Search the entries below for the string "JSON" and give the number of lines that hold it, nothing else.

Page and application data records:
____

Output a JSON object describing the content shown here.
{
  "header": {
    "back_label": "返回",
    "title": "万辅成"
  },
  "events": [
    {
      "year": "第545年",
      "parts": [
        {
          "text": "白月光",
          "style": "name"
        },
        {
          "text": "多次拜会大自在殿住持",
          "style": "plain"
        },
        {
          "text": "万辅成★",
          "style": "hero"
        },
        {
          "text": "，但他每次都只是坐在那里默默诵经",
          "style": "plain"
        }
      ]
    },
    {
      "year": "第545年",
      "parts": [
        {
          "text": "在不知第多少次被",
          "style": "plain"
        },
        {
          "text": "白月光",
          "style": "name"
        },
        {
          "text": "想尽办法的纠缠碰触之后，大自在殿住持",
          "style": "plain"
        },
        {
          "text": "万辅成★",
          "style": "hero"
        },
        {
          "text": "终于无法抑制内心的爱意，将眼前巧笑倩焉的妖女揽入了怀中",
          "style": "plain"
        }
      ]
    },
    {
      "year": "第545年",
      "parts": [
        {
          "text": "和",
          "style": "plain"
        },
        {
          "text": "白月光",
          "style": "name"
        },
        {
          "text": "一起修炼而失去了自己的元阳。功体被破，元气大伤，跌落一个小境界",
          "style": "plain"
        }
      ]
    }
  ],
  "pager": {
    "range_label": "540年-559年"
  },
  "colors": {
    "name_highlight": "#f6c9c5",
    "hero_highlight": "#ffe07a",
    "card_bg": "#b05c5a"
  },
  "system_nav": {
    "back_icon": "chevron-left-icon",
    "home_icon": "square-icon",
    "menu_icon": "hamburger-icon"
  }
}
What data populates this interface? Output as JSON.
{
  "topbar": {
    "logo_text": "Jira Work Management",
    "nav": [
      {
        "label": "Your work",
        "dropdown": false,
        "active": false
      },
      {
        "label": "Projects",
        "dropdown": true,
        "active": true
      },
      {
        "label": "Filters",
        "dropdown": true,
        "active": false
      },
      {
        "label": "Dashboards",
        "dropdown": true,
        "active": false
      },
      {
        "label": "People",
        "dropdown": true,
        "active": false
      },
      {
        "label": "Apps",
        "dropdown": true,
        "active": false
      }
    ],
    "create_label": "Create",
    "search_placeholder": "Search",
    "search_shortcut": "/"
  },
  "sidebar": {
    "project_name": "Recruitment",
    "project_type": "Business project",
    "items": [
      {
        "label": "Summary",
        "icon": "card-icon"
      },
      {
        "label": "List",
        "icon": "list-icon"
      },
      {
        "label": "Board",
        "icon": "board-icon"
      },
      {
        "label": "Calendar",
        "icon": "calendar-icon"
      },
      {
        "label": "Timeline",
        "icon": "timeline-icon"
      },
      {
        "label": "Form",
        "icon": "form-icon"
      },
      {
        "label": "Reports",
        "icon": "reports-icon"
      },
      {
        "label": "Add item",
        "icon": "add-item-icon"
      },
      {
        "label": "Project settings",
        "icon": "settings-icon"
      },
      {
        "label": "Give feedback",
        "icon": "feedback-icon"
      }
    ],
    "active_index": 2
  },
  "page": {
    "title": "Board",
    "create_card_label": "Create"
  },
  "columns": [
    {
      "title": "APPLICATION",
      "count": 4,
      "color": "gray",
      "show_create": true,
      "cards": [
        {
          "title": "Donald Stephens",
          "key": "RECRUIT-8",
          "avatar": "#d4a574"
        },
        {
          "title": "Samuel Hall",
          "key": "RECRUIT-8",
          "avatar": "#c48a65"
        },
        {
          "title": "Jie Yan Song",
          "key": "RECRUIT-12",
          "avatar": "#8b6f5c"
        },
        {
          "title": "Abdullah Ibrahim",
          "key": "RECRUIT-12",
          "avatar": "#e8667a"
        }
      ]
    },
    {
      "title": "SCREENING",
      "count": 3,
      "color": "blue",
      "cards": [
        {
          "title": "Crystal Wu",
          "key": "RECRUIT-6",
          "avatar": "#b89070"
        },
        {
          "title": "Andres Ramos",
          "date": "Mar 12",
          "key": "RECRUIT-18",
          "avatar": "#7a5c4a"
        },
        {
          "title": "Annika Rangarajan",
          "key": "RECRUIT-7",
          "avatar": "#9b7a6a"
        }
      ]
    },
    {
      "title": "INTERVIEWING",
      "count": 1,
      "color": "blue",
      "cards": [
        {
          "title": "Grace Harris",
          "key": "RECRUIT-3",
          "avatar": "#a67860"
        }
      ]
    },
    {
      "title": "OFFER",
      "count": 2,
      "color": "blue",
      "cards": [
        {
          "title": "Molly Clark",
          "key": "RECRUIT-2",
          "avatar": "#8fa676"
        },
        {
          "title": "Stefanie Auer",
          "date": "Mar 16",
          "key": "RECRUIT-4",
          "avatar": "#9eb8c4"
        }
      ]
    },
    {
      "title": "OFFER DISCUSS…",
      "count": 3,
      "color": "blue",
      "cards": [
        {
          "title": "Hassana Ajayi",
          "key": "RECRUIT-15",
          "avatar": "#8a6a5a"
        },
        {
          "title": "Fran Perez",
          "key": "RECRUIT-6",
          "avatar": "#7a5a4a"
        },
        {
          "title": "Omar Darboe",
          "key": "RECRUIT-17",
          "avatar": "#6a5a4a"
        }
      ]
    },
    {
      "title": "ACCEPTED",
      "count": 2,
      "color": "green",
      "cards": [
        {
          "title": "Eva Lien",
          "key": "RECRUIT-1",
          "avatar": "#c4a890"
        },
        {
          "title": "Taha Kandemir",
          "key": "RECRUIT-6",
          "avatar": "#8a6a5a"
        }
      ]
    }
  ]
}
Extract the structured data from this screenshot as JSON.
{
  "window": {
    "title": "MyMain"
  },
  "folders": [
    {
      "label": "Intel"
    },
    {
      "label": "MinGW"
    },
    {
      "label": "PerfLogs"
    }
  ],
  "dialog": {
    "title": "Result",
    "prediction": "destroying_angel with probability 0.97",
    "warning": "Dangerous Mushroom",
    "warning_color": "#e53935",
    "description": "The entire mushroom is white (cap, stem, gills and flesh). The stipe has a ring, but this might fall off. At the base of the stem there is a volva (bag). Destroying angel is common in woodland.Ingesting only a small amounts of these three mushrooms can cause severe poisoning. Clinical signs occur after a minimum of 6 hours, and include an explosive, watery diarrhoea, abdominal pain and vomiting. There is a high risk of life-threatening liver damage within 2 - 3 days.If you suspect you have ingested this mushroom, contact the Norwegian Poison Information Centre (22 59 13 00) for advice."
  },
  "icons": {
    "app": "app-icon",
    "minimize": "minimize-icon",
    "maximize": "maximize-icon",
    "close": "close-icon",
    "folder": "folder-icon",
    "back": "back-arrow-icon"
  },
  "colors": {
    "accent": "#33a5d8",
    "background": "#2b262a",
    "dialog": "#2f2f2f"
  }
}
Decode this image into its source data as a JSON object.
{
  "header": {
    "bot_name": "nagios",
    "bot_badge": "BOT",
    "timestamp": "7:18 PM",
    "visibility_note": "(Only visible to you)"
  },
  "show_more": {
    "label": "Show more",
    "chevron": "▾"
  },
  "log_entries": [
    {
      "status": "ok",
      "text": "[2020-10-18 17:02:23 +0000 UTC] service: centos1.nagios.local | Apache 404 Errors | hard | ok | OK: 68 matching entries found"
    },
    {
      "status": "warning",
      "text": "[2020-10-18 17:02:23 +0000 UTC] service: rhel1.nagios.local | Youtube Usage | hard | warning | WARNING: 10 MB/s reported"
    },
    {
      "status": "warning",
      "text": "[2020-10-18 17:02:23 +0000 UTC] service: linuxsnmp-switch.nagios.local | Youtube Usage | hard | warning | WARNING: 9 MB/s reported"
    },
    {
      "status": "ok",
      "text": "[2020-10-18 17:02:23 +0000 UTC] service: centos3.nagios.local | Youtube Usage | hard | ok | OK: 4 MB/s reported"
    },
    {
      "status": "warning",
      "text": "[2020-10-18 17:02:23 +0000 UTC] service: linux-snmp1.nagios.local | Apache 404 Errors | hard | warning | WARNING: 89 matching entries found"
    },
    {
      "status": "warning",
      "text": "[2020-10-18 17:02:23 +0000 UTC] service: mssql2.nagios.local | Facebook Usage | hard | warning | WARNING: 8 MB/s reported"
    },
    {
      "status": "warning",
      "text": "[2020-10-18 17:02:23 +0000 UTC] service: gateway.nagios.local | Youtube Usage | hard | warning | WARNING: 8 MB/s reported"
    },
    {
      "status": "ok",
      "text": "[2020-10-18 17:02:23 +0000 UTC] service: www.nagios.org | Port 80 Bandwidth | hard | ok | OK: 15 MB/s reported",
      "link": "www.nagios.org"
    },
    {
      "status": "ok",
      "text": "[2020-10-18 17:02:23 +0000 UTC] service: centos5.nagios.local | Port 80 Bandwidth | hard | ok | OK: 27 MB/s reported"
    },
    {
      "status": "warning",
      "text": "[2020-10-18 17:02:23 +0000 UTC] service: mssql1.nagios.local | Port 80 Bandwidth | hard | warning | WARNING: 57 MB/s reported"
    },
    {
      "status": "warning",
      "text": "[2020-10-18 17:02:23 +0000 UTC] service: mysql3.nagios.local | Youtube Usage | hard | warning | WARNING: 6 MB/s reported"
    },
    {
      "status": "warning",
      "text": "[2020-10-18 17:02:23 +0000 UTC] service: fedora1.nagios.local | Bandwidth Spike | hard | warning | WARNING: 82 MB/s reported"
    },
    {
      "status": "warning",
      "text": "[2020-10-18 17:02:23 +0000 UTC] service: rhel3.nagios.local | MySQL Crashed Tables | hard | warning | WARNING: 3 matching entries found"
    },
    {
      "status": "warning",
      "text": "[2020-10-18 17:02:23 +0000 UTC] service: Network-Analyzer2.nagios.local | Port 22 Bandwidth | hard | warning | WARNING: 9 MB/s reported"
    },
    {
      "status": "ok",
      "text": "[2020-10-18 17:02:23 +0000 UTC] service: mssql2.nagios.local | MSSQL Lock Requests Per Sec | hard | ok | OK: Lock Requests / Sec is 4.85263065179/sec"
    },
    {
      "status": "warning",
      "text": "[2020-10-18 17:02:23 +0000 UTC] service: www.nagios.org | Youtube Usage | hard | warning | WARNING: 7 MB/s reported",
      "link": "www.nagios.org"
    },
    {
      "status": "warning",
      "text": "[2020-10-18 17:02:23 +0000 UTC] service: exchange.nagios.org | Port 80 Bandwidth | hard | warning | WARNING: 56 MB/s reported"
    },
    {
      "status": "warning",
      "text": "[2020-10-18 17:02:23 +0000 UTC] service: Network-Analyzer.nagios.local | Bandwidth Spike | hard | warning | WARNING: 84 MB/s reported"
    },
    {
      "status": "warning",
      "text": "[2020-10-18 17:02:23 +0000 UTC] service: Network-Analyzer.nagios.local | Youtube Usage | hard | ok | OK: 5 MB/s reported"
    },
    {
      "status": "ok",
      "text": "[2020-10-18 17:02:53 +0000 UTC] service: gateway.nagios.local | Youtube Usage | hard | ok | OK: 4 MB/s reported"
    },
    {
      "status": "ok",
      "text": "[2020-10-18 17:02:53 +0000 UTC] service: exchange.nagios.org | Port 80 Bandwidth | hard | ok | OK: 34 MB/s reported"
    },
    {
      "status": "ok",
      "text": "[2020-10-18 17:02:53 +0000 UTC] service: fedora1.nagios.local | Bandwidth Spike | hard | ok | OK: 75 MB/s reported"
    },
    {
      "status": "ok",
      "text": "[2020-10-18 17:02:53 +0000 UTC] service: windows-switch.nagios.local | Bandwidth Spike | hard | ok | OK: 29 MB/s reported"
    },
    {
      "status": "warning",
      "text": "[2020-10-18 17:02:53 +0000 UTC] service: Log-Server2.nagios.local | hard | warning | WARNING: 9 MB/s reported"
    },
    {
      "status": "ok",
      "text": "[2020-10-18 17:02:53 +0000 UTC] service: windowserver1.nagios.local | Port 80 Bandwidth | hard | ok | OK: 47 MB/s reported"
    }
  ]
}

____

EXERCISE ANSWER: 4